» TASK INSTRUCTIONS:
Work out how many lines of the records hold the string "selected", and reply with that number alone.

» PROVIDED RECORDS:
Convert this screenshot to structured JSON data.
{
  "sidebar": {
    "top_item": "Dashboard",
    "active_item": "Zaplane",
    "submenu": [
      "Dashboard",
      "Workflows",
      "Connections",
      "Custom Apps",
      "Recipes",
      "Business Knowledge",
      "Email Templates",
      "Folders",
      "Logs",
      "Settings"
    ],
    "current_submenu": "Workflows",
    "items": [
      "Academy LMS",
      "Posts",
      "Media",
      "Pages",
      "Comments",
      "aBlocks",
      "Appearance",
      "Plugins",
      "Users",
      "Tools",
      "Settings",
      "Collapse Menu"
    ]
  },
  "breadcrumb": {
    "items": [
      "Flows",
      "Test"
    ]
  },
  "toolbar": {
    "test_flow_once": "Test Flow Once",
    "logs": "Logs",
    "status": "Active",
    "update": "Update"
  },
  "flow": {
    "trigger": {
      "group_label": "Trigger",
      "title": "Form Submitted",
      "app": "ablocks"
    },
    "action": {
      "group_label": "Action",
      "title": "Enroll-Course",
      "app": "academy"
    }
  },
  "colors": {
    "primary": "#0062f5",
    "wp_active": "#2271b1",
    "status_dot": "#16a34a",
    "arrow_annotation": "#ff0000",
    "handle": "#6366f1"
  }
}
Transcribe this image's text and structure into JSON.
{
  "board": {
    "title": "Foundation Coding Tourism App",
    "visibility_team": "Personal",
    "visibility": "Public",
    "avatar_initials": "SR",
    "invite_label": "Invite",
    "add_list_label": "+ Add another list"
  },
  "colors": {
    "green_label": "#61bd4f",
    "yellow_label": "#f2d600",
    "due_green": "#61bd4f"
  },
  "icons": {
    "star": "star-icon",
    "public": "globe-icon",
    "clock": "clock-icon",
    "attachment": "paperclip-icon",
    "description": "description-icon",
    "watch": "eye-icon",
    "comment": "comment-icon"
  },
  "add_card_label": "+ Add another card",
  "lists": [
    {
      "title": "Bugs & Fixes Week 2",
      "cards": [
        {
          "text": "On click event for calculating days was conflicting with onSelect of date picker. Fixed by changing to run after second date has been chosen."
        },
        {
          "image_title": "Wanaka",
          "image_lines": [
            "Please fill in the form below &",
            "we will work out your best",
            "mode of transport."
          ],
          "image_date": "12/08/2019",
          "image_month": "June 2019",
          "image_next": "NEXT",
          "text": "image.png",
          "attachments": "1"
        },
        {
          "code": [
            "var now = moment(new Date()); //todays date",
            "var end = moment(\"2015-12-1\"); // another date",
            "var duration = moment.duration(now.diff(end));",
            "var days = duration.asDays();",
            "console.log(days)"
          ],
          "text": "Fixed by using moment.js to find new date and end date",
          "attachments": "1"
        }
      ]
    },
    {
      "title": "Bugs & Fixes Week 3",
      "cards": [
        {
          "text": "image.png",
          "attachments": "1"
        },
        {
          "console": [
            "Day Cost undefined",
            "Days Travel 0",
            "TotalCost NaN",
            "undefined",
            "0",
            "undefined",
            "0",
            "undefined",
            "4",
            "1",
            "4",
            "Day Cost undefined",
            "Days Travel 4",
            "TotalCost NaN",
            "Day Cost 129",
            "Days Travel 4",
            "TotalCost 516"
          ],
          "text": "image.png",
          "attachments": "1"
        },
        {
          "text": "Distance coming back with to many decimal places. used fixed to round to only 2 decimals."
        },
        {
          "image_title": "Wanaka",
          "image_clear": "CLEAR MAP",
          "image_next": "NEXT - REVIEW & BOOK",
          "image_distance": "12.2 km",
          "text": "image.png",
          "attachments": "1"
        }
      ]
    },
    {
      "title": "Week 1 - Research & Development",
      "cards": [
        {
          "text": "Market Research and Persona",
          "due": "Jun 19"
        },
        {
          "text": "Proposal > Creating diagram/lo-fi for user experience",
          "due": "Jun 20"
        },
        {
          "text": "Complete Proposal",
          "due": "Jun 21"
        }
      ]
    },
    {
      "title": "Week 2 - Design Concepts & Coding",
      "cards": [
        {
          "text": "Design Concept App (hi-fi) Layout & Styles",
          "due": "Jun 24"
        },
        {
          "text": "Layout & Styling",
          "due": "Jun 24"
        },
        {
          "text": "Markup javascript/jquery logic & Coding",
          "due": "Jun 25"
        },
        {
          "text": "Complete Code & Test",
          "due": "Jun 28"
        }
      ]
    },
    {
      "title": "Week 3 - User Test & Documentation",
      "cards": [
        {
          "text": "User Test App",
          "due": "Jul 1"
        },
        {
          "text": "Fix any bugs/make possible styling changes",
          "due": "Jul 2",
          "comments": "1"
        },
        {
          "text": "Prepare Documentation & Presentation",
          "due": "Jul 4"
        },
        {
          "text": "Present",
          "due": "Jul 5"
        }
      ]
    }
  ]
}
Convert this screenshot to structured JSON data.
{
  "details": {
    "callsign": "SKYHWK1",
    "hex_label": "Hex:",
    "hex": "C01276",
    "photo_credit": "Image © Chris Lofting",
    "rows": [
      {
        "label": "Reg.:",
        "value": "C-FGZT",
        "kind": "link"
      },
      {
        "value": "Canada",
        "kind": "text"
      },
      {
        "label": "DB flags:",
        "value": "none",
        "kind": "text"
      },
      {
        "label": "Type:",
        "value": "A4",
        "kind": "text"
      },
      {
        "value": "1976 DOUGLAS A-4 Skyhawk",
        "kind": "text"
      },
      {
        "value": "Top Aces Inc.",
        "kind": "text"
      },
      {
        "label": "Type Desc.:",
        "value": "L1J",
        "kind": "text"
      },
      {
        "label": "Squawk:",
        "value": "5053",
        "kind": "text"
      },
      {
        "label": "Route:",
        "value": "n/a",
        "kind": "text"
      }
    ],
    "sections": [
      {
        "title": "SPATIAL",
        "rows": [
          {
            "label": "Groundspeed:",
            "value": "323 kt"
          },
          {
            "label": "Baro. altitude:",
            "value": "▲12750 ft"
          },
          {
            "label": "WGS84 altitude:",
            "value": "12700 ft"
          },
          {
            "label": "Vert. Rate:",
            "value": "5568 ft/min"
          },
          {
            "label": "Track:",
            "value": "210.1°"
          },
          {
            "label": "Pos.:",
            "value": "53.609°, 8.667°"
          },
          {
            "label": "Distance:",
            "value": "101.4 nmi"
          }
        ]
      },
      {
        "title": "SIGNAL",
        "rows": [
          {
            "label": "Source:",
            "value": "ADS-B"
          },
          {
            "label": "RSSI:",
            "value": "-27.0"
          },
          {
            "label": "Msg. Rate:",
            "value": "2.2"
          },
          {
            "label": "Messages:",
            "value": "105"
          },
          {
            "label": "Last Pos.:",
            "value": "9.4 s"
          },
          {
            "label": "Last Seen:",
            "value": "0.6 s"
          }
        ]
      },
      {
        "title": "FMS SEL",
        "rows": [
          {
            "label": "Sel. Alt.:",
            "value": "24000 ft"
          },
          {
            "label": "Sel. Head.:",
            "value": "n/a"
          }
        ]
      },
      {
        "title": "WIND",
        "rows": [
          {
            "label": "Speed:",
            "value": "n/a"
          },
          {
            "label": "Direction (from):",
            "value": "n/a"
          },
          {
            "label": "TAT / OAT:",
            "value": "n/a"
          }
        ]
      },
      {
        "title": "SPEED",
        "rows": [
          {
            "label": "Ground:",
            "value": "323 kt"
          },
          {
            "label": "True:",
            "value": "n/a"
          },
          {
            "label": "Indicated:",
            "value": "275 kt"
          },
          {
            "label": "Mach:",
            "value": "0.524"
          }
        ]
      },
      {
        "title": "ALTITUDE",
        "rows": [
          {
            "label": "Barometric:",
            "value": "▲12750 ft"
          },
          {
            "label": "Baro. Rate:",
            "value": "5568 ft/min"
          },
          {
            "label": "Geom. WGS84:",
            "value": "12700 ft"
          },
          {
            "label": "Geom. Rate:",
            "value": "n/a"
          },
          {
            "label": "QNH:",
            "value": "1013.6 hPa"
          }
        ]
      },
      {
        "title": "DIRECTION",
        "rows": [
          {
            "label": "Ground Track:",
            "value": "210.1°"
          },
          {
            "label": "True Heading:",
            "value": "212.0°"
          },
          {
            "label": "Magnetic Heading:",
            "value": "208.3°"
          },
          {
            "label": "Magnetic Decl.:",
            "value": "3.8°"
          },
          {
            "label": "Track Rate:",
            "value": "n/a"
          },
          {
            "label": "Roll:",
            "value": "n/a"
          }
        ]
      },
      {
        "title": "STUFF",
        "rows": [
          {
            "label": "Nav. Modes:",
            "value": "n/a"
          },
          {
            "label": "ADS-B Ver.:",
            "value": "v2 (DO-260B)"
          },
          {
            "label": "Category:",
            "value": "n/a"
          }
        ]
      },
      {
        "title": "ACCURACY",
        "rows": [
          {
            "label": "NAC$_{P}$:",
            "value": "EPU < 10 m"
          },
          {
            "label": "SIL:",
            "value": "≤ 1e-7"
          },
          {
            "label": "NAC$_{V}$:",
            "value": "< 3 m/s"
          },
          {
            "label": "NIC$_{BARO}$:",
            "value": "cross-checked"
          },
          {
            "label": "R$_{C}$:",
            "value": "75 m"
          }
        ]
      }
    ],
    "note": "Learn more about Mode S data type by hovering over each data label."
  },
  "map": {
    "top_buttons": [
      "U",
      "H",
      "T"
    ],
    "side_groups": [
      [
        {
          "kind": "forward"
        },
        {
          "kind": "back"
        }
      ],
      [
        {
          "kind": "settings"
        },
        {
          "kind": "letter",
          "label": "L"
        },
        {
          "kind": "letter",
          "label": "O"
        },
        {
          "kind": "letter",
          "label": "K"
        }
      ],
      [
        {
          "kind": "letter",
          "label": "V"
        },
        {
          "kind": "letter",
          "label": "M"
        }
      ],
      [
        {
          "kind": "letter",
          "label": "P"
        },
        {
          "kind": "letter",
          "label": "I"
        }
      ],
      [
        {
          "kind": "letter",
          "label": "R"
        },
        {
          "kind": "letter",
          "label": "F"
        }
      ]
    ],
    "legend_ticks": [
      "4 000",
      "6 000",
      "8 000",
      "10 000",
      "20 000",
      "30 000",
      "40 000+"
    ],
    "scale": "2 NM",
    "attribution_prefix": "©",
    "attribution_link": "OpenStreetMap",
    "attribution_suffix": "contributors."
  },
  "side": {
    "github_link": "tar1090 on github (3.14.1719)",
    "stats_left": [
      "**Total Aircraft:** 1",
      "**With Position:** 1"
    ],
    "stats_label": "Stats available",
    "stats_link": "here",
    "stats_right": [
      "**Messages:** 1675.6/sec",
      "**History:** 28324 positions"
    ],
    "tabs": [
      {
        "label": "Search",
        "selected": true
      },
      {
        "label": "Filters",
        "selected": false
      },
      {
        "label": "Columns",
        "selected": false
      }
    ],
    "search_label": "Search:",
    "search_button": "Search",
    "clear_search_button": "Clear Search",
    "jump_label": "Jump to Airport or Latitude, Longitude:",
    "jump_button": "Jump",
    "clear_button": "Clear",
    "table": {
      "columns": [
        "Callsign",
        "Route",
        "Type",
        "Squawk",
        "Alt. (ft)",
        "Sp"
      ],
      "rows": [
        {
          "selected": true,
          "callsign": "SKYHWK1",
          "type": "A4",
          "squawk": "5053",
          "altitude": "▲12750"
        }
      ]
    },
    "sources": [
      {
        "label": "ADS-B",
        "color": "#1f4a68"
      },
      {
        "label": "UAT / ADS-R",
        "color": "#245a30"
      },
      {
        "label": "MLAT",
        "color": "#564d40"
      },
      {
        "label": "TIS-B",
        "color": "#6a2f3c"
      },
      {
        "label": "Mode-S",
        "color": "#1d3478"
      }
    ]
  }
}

» EXERCISE ANSWER:
4